I have run a GWAS and used PRSice (https://www.prsice.info/) to calculate polygenic risk scores on the data collected from the GWAS. I need to check whether alcohol dependence can predict gambling disorder, through the PRS. However I am having trouble with how exactly to do that. I have a GWAS on alcohol disorder from the one population and a GWAS on gambling and alcohol disorder from the other population, then I calculated PRS for the three GWAS datasets, but how do I use the one to predict in the other? Through the literature it was suggested to use linear mixed models, which I have done but I still feel as if I am doing it wrong as I only did the model on the one dataset and not the two combined.
Before doing anything else, you should split your dataset into training and test groups, and [this is important] don't touch the test dataset until you're fully confident that your approach is correct: no post-test modification.
A split that's considered acceptable in Computer Science is a 10%/90% split, i.e. use 10% of the data for training / algorithm generation and the remaining 90% for testing. This will give you good confidence that the algorithm works.

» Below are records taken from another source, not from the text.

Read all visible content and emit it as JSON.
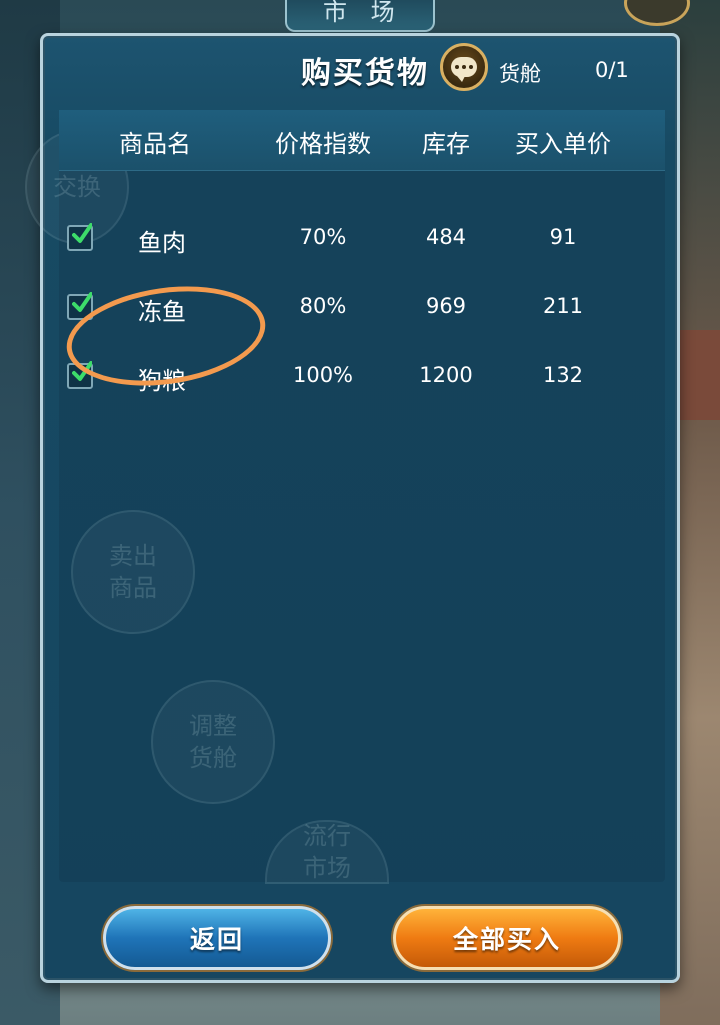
{
  "top_tab": {
    "label": "市 场"
  },
  "dialog": {
    "title": "购买货物",
    "cargo_label": "货舱",
    "cargo_value": "0/1"
  },
  "table": {
    "headers": [
      "商品名",
      "价格指数",
      "库存",
      "买入单价"
    ],
    "rows": [
      {
        "checked": true,
        "name": "鱼肉",
        "price_index": "70%",
        "stock": "484",
        "buy_price": "91"
      },
      {
        "checked": true,
        "name": "冻鱼",
        "price_index": "80%",
        "stock": "969",
        "buy_price": "211"
      },
      {
        "checked": true,
        "name": "狗粮",
        "price_index": "100%",
        "stock": "1200",
        "buy_price": "132"
      }
    ]
  },
  "background_menu": [
    "交换",
    "卖出商品",
    "调整货舱",
    "流行市场"
  ],
  "buttons": {
    "back": "返回",
    "buy_all": "全部买入"
  },
  "colors": {
    "annotation_circle": "#f39a4e",
    "back_button": "#1f74b8",
    "buy_all_button": "#ef7b12",
    "check": "#3ddc6a"
  },
  "icons": {
    "chat": "chat-bubble-icon",
    "check": "checkmark-icon"
  }
}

I personally think it's a good idea to do population sub-sampling (i.e. further subsample that 10%) to determine an informative marker set prior to any risk calculations. What you should be looking for are markers that are consistently linked with the trait of interest (i.e. in your case alcohol dependence) in multiple sub-sampled populations. I go into a lot of detail about how to do this here [bearing in mind it's an old pre-print, and doesn't do the 10/90 split I've recommended above].
After you're happy with the marker set, calculate the risk scores only using that set (hopefully PRSice can do this), then carry that risk score [only] through to test against the dependent trait of interest in the training dataset (i.e. in your case gambling disorder). If your dependent trait is a binary trait, this could be done using ROC analysis (as in my preprint) to calculate area under the curve. Or use linear mixed models, whatever works for you.
Make any changes you think you need to improve the test result (e.g. changing the composition of the marker set).
After convincing yourself that the approach is correct, do the same risk score calculation (using the same set of markers) on the test set, find out how well it predicts the dependent trait, and report on the results. Don't change anything.